31 01.13

upReach has found that the professions are not socially representative, a position that has not changed in the last twenty years. Professional groups such as barristers, top journalists, CEOs of FTSE 100 companies and finance directors contain disproportionately high numbers of independently -educated employees. upReach found that once at selective universities, undergraduates from less-privileged backgrounds perform comparably with their more-privileged peers but this is not matched by equal access to the professions. They found that 58% of state-school-educated graduates were in professional employment six months after graduating compared to 74% of independently-educated-graduates.

upReach has identified four non-academic capabilities valued by employers that undergraduates from less-privileged backgrounds tend to lack:

  • knowledge about different options and how to achieve them
  • soft skills such as problem-solving and teamwork
  • connections and access to professional networks that provide privileged information, role models and internship opportunities
  • relevant professional experience that will give them the edge in finding employment.

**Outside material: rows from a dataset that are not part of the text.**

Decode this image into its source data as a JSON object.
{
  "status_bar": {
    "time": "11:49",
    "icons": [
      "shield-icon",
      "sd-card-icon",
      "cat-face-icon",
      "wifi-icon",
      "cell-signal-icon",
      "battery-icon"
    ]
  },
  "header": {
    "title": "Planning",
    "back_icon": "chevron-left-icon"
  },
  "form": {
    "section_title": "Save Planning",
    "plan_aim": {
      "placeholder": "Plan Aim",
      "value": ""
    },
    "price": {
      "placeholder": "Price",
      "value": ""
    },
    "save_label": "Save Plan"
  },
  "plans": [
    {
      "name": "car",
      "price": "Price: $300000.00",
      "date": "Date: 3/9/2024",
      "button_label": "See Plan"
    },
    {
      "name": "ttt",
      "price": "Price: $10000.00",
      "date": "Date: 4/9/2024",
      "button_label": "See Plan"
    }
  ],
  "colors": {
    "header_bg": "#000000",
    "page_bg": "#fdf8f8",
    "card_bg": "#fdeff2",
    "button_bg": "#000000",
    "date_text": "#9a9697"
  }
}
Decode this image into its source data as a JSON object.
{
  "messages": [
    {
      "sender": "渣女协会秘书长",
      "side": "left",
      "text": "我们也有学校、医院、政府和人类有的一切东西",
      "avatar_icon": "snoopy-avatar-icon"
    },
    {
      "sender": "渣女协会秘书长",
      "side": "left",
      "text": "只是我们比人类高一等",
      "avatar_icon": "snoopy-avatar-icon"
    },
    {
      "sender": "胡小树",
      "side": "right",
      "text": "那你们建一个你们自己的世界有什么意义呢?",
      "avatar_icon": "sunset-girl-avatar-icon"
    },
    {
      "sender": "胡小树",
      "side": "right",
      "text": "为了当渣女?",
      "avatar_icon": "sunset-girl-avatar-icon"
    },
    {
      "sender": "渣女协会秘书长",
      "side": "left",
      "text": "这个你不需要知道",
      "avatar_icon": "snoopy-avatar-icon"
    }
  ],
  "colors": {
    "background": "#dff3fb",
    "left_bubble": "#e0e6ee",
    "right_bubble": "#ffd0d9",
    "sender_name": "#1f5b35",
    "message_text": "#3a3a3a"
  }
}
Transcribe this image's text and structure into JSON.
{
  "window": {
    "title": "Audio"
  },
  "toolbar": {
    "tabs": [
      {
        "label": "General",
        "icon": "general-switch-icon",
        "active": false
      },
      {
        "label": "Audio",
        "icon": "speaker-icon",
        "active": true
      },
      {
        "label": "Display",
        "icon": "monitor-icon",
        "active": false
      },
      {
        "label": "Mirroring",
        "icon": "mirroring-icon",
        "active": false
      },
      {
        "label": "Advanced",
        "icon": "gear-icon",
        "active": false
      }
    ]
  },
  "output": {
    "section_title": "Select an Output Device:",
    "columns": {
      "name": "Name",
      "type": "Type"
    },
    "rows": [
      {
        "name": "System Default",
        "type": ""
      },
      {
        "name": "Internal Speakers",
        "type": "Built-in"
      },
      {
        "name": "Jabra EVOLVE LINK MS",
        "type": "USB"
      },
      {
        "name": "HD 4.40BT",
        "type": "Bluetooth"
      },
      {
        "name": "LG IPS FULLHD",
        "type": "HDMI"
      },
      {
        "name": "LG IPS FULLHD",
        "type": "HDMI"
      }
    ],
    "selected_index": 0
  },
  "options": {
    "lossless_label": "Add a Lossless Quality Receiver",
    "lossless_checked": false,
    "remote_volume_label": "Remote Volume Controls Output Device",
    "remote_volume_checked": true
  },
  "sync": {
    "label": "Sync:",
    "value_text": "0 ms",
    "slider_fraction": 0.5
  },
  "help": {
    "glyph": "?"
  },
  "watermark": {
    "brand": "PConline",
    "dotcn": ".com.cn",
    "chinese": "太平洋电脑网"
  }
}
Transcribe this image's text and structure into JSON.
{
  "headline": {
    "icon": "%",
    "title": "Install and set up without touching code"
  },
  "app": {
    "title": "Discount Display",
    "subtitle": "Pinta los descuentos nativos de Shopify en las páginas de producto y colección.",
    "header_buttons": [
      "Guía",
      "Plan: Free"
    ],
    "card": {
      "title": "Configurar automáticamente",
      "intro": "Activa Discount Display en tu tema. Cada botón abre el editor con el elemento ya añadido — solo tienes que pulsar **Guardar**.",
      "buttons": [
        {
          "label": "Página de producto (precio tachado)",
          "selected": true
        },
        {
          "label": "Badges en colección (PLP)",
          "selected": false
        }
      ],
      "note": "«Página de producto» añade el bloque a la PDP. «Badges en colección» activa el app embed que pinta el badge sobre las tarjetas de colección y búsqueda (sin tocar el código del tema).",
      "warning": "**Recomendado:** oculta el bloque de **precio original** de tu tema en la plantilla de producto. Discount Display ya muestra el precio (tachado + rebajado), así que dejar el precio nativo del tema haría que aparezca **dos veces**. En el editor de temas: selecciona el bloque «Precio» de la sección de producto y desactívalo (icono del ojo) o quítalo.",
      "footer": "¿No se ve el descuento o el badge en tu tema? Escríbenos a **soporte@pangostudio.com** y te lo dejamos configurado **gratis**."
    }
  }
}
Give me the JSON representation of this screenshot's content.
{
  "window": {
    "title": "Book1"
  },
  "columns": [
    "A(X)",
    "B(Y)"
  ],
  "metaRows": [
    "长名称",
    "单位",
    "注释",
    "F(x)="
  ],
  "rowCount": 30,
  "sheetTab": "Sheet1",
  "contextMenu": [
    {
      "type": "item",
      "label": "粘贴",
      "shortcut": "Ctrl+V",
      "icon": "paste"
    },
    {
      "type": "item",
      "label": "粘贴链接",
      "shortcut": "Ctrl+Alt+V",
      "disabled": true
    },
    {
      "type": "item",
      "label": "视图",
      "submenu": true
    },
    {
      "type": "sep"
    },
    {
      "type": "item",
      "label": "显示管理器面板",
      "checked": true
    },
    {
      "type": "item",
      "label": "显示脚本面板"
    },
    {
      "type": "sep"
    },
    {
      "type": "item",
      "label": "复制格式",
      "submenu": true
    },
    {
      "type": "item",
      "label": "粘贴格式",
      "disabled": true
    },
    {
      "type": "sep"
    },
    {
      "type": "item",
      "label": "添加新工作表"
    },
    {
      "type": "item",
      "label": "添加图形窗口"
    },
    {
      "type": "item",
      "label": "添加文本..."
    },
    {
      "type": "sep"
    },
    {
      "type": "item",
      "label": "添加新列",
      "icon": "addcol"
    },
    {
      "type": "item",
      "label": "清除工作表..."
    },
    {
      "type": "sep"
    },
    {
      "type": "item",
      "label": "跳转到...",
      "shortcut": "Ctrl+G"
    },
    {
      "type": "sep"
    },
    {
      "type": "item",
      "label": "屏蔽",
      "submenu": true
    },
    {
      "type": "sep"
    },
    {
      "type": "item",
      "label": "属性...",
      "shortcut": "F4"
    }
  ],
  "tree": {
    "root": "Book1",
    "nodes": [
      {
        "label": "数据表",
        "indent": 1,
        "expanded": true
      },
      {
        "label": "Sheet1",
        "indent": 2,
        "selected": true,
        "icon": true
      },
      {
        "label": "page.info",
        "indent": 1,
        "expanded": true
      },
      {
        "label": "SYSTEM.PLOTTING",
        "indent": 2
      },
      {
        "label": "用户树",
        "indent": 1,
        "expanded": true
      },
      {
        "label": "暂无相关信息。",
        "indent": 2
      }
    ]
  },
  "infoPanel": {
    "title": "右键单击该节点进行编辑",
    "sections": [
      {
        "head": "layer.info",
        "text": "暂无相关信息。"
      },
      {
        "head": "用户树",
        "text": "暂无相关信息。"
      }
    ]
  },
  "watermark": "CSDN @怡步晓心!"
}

upReach is developing its own programme in universities and with employers to help undergraduates from less-privileged backgrounds develop these non-academic capabilities; but this type of initiative clearly can and should start in schools. Download 'Access to the Professions for Undergraduates from Less-Privileged Backgrounds - The Issue (upReach, November 2012) here